◆ YOUR INSTRUCTIONS ◆
Scan the data below and state the number of lines that include the word "JSON", adding no comment.

◆ Stored dataset items ◆
* * *

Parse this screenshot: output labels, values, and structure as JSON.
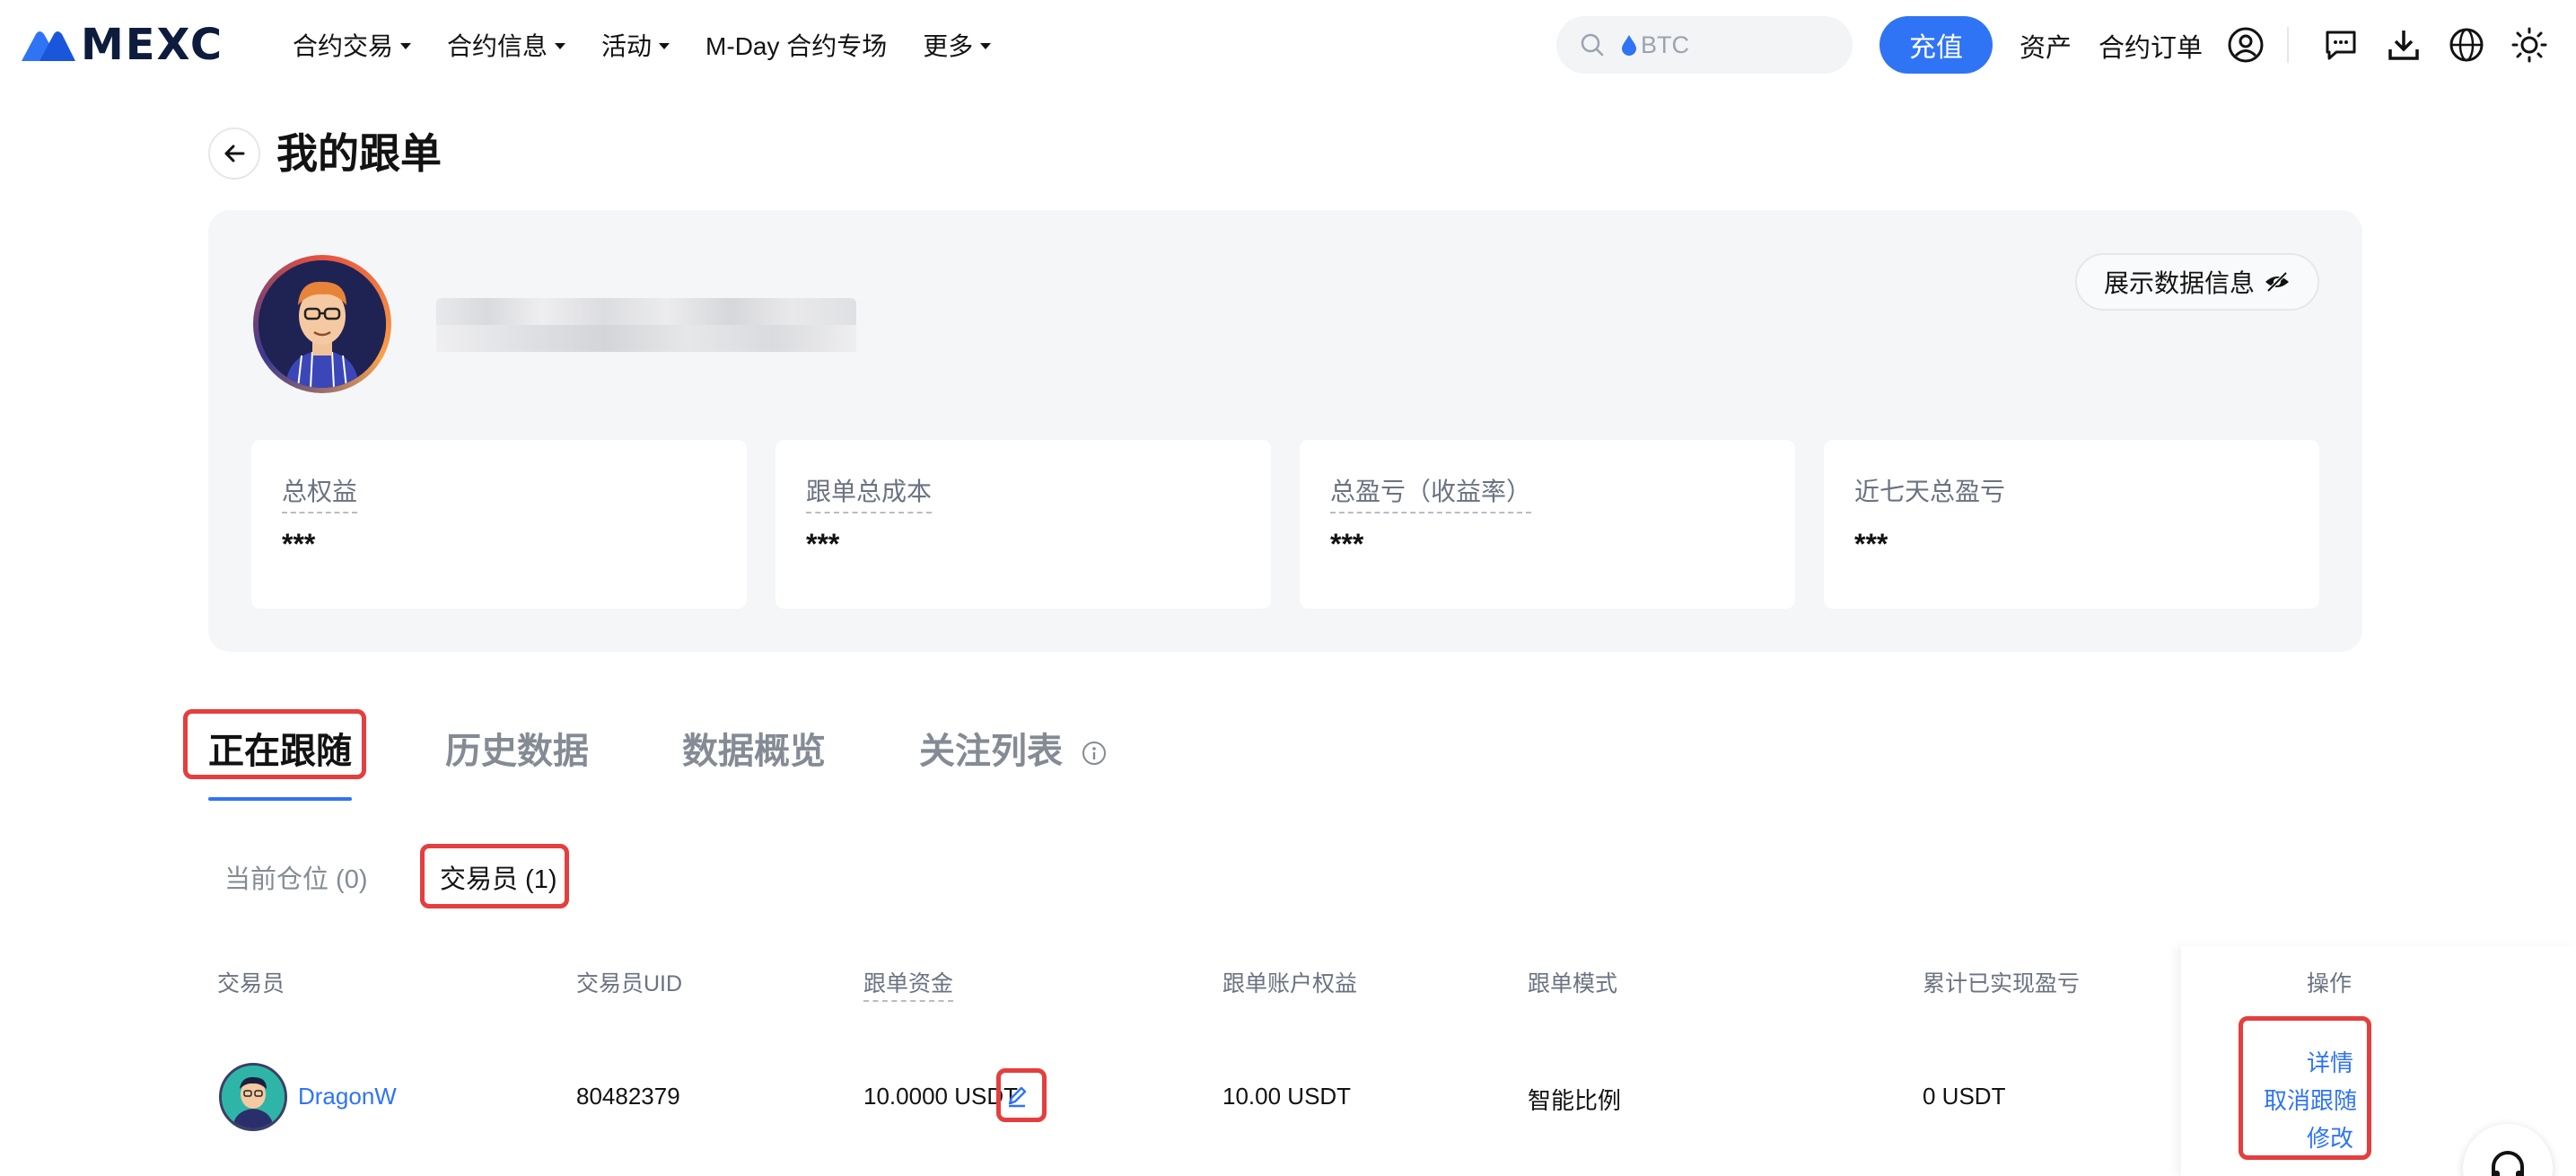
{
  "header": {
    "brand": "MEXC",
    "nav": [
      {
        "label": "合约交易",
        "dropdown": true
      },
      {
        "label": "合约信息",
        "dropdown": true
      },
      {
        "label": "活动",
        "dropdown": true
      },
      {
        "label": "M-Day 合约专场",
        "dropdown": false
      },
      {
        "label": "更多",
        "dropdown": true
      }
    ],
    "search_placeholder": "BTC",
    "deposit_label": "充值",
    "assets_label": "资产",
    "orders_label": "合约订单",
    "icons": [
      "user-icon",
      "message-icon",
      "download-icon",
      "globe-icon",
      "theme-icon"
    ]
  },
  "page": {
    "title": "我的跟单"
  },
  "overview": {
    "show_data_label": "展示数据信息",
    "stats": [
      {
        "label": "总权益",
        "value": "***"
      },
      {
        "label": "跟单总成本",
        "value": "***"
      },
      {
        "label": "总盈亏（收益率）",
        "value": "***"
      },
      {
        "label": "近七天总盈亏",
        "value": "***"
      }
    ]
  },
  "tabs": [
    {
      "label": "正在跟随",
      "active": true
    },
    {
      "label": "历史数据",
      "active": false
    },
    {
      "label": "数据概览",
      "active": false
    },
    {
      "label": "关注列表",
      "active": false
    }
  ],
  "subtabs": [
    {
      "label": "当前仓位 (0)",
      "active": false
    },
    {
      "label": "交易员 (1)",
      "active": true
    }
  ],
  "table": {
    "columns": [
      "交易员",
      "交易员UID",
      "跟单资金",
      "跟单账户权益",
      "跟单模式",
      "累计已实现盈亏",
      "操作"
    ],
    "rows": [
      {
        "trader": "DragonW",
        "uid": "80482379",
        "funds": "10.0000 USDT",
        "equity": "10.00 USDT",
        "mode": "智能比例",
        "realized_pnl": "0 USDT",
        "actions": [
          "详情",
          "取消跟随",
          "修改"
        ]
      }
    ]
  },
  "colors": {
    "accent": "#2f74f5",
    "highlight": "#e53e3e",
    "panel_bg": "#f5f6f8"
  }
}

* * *

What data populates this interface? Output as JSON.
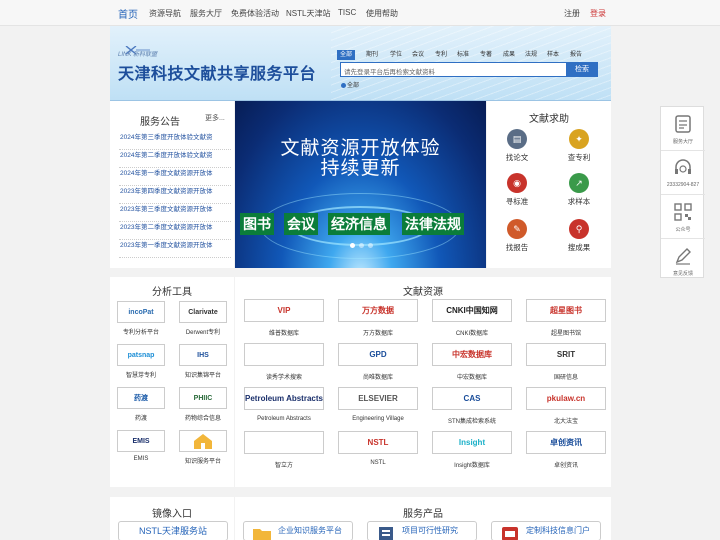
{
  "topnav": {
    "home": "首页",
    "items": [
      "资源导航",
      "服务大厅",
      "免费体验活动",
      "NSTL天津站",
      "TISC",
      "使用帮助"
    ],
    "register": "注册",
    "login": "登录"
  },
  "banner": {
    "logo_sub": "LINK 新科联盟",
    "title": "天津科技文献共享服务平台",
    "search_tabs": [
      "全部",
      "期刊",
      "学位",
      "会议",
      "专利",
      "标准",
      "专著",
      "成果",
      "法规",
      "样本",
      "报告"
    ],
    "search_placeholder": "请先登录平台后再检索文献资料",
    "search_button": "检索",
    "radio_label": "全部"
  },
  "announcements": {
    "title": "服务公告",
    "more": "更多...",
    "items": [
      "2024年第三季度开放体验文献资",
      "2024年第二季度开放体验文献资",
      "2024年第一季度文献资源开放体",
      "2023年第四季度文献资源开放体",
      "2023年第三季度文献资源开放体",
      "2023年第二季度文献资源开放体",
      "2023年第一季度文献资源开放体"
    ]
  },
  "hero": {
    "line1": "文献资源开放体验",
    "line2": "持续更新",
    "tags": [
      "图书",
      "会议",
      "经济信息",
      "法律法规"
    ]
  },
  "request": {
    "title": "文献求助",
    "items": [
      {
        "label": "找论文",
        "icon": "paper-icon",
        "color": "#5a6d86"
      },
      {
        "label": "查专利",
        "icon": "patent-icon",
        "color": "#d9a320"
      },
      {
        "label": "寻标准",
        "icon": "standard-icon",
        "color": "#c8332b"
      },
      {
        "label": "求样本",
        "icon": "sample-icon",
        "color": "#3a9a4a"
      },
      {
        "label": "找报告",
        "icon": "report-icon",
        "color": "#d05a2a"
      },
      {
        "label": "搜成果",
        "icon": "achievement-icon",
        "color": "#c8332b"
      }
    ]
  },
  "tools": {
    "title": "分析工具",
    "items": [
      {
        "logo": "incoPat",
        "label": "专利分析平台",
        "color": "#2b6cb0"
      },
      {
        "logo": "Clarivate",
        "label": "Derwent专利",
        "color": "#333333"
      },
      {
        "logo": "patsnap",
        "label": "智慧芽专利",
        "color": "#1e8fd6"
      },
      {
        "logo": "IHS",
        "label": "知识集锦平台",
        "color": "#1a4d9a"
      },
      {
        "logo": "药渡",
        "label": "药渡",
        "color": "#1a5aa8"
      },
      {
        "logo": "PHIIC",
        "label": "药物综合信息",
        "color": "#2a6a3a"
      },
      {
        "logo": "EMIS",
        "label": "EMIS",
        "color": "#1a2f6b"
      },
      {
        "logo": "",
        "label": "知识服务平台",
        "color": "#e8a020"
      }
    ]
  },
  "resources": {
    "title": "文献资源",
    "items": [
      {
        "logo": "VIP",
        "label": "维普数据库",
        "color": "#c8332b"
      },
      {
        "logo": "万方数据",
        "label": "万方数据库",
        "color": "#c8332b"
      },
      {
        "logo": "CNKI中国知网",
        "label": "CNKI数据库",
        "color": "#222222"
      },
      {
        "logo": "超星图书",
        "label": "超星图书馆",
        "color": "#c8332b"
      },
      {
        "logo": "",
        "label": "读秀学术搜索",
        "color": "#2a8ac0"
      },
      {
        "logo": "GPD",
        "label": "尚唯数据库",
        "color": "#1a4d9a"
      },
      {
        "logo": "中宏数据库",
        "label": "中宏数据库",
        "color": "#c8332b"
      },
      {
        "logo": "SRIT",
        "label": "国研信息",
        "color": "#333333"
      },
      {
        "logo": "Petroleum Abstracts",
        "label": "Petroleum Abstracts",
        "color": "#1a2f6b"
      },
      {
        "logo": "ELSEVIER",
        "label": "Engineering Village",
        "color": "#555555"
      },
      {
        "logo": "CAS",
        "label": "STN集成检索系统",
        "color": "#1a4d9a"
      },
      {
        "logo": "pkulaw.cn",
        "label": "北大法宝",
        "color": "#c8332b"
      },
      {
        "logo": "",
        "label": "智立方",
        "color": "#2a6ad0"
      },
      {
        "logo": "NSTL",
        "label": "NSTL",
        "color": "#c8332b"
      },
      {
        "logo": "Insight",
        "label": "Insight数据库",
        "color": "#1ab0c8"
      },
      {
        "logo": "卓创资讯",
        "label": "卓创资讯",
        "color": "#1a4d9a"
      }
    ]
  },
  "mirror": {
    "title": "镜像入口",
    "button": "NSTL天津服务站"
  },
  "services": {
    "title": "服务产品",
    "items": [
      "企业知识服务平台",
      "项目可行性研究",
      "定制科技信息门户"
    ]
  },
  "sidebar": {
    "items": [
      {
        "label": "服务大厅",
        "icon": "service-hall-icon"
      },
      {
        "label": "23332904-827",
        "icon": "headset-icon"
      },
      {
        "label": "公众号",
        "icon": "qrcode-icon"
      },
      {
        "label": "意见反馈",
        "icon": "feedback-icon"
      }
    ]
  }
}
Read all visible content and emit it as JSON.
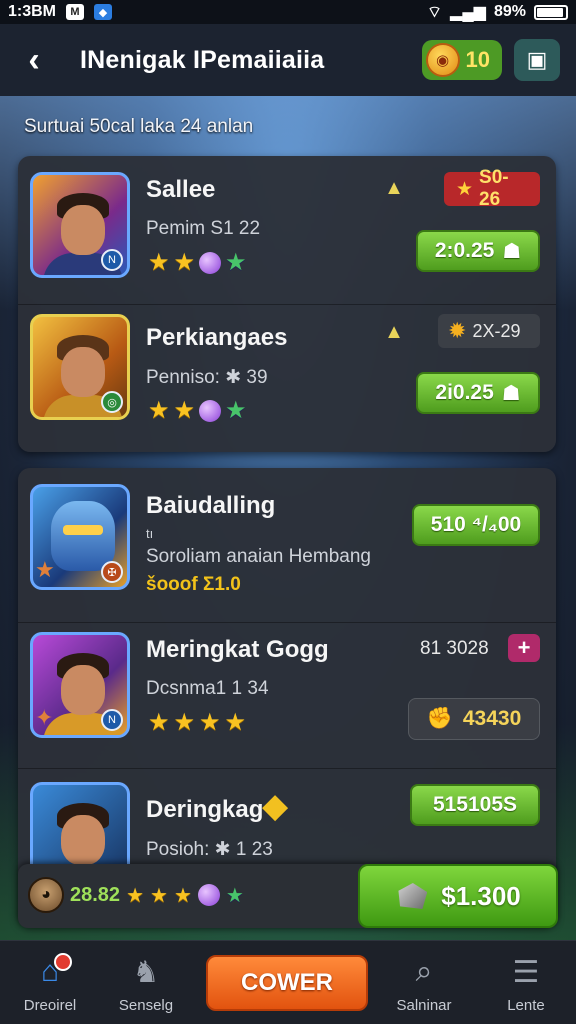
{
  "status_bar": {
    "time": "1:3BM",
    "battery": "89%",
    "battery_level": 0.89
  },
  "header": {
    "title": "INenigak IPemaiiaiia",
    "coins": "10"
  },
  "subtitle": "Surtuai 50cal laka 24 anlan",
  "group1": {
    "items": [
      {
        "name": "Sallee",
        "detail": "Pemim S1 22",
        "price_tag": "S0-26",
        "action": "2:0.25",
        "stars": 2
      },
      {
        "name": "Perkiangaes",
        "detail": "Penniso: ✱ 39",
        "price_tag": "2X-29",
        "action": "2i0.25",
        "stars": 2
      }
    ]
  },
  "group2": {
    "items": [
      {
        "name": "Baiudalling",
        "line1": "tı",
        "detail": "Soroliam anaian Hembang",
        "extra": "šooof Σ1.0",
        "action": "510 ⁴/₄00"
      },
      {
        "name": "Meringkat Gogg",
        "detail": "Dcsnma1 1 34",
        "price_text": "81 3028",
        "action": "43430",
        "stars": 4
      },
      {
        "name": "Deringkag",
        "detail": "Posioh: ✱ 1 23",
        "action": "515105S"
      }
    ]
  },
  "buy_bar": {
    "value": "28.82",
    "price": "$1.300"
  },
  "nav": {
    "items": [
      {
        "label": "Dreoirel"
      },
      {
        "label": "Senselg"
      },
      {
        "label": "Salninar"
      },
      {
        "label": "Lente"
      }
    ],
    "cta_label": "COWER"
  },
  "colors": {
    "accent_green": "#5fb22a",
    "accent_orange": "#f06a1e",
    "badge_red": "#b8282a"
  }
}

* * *

◆ EXERCISE ANSWER ◆
3